START Data for review

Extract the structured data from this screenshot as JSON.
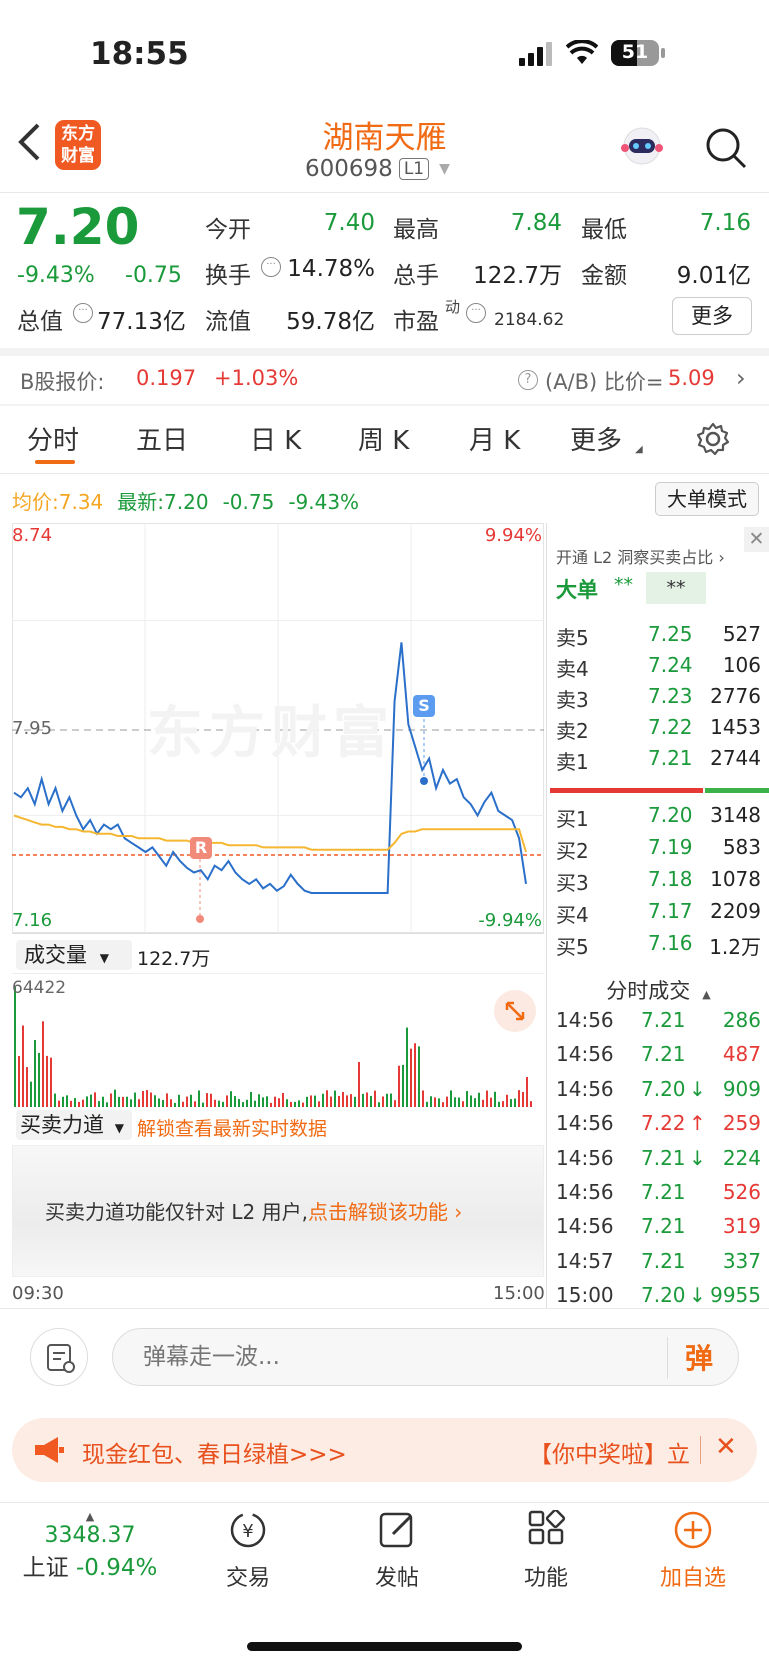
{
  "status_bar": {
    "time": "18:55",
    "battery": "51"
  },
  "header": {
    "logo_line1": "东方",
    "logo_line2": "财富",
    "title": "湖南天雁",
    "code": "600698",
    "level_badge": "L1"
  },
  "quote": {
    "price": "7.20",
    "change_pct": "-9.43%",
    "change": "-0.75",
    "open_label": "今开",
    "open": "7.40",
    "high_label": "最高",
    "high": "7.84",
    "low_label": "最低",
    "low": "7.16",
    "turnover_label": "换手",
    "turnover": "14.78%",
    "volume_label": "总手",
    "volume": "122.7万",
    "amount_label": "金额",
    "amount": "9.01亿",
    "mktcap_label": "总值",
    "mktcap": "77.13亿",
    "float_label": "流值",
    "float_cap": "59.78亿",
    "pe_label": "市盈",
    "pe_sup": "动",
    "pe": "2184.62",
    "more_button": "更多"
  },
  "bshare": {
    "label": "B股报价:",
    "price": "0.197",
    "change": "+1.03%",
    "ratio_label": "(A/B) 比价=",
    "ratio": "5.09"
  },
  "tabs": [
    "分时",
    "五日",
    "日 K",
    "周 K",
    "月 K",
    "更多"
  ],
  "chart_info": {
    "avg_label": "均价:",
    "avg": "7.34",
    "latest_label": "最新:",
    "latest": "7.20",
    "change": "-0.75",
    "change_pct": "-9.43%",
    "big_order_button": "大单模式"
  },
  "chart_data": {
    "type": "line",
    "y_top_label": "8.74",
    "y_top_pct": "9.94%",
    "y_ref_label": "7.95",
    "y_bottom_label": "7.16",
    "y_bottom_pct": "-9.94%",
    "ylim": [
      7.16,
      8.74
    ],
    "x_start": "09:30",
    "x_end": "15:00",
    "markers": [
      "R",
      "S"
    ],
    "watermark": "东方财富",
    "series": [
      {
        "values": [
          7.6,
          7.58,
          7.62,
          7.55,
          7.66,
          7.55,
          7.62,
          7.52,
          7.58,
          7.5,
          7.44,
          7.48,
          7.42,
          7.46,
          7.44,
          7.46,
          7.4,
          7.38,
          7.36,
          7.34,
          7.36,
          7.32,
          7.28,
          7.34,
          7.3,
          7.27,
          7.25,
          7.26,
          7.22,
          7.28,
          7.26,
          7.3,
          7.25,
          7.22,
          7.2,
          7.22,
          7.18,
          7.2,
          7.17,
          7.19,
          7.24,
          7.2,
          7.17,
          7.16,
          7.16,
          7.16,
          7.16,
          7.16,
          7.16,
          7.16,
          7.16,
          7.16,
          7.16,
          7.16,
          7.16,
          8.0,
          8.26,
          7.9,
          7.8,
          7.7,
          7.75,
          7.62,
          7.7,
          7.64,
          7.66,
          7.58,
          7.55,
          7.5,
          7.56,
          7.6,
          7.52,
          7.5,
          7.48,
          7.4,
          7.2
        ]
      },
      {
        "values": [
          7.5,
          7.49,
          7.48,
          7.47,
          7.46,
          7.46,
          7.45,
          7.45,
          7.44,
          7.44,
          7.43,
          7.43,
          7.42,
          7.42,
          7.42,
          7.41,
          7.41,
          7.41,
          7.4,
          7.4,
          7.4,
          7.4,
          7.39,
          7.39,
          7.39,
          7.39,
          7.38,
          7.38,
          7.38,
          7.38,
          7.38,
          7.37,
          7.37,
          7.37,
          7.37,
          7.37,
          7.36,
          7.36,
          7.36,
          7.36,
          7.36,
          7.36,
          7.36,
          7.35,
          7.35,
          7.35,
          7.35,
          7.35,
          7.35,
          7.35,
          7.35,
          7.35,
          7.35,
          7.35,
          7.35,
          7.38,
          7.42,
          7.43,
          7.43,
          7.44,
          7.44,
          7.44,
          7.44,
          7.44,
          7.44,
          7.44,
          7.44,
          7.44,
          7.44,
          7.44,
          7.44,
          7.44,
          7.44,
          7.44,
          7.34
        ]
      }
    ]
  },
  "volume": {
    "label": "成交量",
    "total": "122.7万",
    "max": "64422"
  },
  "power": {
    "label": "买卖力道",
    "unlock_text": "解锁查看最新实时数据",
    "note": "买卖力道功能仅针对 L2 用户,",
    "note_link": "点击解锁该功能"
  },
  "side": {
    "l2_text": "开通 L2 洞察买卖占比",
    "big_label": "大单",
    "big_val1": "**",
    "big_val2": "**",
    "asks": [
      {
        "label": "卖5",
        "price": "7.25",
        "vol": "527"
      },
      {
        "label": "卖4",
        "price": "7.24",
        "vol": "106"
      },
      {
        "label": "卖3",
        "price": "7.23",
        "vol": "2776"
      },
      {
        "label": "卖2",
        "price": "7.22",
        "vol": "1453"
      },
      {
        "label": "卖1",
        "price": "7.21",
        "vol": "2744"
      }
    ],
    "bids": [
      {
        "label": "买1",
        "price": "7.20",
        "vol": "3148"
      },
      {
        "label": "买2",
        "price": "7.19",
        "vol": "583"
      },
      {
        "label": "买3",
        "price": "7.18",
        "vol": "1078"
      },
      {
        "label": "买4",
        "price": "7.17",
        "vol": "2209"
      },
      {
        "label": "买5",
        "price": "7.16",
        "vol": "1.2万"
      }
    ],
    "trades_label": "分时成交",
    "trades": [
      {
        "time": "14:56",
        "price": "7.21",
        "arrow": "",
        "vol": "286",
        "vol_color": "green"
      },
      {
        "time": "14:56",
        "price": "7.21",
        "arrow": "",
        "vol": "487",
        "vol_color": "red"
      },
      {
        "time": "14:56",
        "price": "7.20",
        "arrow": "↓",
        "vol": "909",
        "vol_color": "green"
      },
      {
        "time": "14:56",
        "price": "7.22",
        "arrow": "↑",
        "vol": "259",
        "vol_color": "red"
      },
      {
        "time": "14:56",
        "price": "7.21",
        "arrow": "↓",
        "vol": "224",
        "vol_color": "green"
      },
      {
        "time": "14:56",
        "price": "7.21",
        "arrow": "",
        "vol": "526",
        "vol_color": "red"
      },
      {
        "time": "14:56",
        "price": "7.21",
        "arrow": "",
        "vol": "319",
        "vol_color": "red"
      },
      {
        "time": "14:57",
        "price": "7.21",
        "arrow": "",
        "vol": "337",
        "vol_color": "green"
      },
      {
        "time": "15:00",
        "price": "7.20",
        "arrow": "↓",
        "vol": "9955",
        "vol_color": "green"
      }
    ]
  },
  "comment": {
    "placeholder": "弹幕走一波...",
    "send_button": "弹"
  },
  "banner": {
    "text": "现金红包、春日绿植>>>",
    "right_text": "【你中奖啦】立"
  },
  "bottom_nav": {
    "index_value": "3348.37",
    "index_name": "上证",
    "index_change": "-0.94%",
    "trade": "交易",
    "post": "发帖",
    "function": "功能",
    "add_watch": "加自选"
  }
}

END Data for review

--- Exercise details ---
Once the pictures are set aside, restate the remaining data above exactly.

--- Output of the exercise ---
Extract the structured data from this screenshot as JSON.
{
  "status_bar": {
    "time": "18:55",
    "battery": "51"
  },
  "header": {
    "logo_line1": "东方",
    "logo_line2": "财富",
    "title": "湖南天雁",
    "code": "600698",
    "level_badge": "L1"
  },
  "quote": {
    "price": "7.20",
    "change_pct": "-9.43%",
    "change": "-0.75",
    "open_label": "今开",
    "open": "7.40",
    "high_label": "最高",
    "high": "7.84",
    "low_label": "最低",
    "low": "7.16",
    "turnover_label": "换手",
    "turnover": "14.78%",
    "volume_label": "总手",
    "volume": "122.7万",
    "amount_label": "金额",
    "amount": "9.01亿",
    "mktcap_label": "总值",
    "mktcap": "77.13亿",
    "float_label": "流值",
    "float_cap": "59.78亿",
    "pe_label": "市盈",
    "pe_sup": "动",
    "pe": "2184.62",
    "more_button": "更多"
  },
  "bshare": {
    "label": "B股报价:",
    "price": "0.197",
    "change": "+1.03%",
    "ratio_label": "(A/B) 比价=",
    "ratio": "5.09"
  },
  "tabs": [
    "分时",
    "五日",
    "日 K",
    "周 K",
    "月 K",
    "更多"
  ],
  "chart_info": {
    "avg_label": "均价:",
    "avg": "7.34",
    "latest_label": "最新:",
    "latest": "7.20",
    "change": "-0.75",
    "change_pct": "-9.43%",
    "big_order_button": "大单模式"
  },
  "chart_data": {
    "type": "line",
    "y_top_label": "8.74",
    "y_top_pct": "9.94%",
    "y_ref_label": "7.95",
    "y_bottom_label": "7.16",
    "y_bottom_pct": "-9.94%",
    "ylim": [
      7.16,
      8.74
    ],
    "x_start": "09:30",
    "x_end": "15:00",
    "markers": [
      "R",
      "S"
    ],
    "watermark": "东方财富",
    "series": [
      {
        "values": [
          7.6,
          7.58,
          7.62,
          7.55,
          7.66,
          7.55,
          7.62,
          7.52,
          7.58,
          7.5,
          7.44,
          7.48,
          7.42,
          7.46,
          7.44,
          7.46,
          7.4,
          7.38,
          7.36,
          7.34,
          7.36,
          7.32,
          7.28,
          7.34,
          7.3,
          7.27,
          7.25,
          7.26,
          7.22,
          7.28,
          7.26,
          7.3,
          7.25,
          7.22,
          7.2,
          7.22,
          7.18,
          7.2,
          7.17,
          7.19,
          7.24,
          7.2,
          7.17,
          7.16,
          7.16,
          7.16,
          7.16,
          7.16,
          7.16,
          7.16,
          7.16,
          7.16,
          7.16,
          7.16,
          7.16,
          8.0,
          8.26,
          7.9,
          7.8,
          7.7,
          7.75,
          7.62,
          7.7,
          7.64,
          7.66,
          7.58,
          7.55,
          7.5,
          7.56,
          7.6,
          7.52,
          7.5,
          7.48,
          7.4,
          7.2
        ]
      },
      {
        "values": [
          7.5,
          7.49,
          7.48,
          7.47,
          7.46,
          7.46,
          7.45,
          7.45,
          7.44,
          7.44,
          7.43,
          7.43,
          7.42,
          7.42,
          7.42,
          7.41,
          7.41,
          7.41,
          7.4,
          7.4,
          7.4,
          7.4,
          7.39,
          7.39,
          7.39,
          7.39,
          7.38,
          7.38,
          7.38,
          7.38,
          7.38,
          7.37,
          7.37,
          7.37,
          7.37,
          7.37,
          7.36,
          7.36,
          7.36,
          7.36,
          7.36,
          7.36,
          7.36,
          7.35,
          7.35,
          7.35,
          7.35,
          7.35,
          7.35,
          7.35,
          7.35,
          7.35,
          7.35,
          7.35,
          7.35,
          7.38,
          7.42,
          7.43,
          7.43,
          7.44,
          7.44,
          7.44,
          7.44,
          7.44,
          7.44,
          7.44,
          7.44,
          7.44,
          7.44,
          7.44,
          7.44,
          7.44,
          7.44,
          7.44,
          7.34
        ]
      }
    ]
  },
  "volume": {
    "label": "成交量",
    "total": "122.7万",
    "max": "64422"
  },
  "power": {
    "label": "买卖力道",
    "unlock_text": "解锁查看最新实时数据",
    "note": "买卖力道功能仅针对 L2 用户,",
    "note_link": "点击解锁该功能"
  },
  "side": {
    "l2_text": "开通 L2 洞察买卖占比",
    "big_label": "大单",
    "big_val1": "**",
    "big_val2": "**",
    "asks": [
      {
        "label": "卖5",
        "price": "7.25",
        "vol": "527"
      },
      {
        "label": "卖4",
        "price": "7.24",
        "vol": "106"
      },
      {
        "label": "卖3",
        "price": "7.23",
        "vol": "2776"
      },
      {
        "label": "卖2",
        "price": "7.22",
        "vol": "1453"
      },
      {
        "label": "卖1",
        "price": "7.21",
        "vol": "2744"
      }
    ],
    "bids": [
      {
        "label": "买1",
        "price": "7.20",
        "vol": "3148"
      },
      {
        "label": "买2",
        "price": "7.19",
        "vol": "583"
      },
      {
        "label": "买3",
        "price": "7.18",
        "vol": "1078"
      },
      {
        "label": "买4",
        "price": "7.17",
        "vol": "2209"
      },
      {
        "label": "买5",
        "price": "7.16",
        "vol": "1.2万"
      }
    ],
    "trades_label": "分时成交",
    "trades": [
      {
        "time": "14:56",
        "price": "7.21",
        "arrow": "",
        "vol": "286",
        "vol_color": "green"
      },
      {
        "time": "14:56",
        "price": "7.21",
        "arrow": "",
        "vol": "487",
        "vol_color": "red"
      },
      {
        "time": "14:56",
        "price": "7.20",
        "arrow": "↓",
        "vol": "909",
        "vol_color": "green"
      },
      {
        "time": "14:56",
        "price": "7.22",
        "arrow": "↑",
        "vol": "259",
        "vol_color": "red"
      },
      {
        "time": "14:56",
        "price": "7.21",
        "arrow": "↓",
        "vol": "224",
        "vol_color": "green"
      },
      {
        "time": "14:56",
        "price": "7.21",
        "arrow": "",
        "vol": "526",
        "vol_color": "red"
      },
      {
        "time": "14:56",
        "price": "7.21",
        "arrow": "",
        "vol": "319",
        "vol_color": "red"
      },
      {
        "time": "14:57",
        "price": "7.21",
        "arrow": "",
        "vol": "337",
        "vol_color": "green"
      },
      {
        "time": "15:00",
        "price": "7.20",
        "arrow": "↓",
        "vol": "9955",
        "vol_color": "green"
      }
    ]
  },
  "comment": {
    "placeholder": "弹幕走一波...",
    "send_button": "弹"
  },
  "banner": {
    "text": "现金红包、春日绿植>>>",
    "right_text": "【你中奖啦】立"
  },
  "bottom_nav": {
    "index_value": "3348.37",
    "index_name": "上证",
    "index_change": "-0.94%",
    "trade": "交易",
    "post": "发帖",
    "function": "功能",
    "add_watch": "加自选"
  }
}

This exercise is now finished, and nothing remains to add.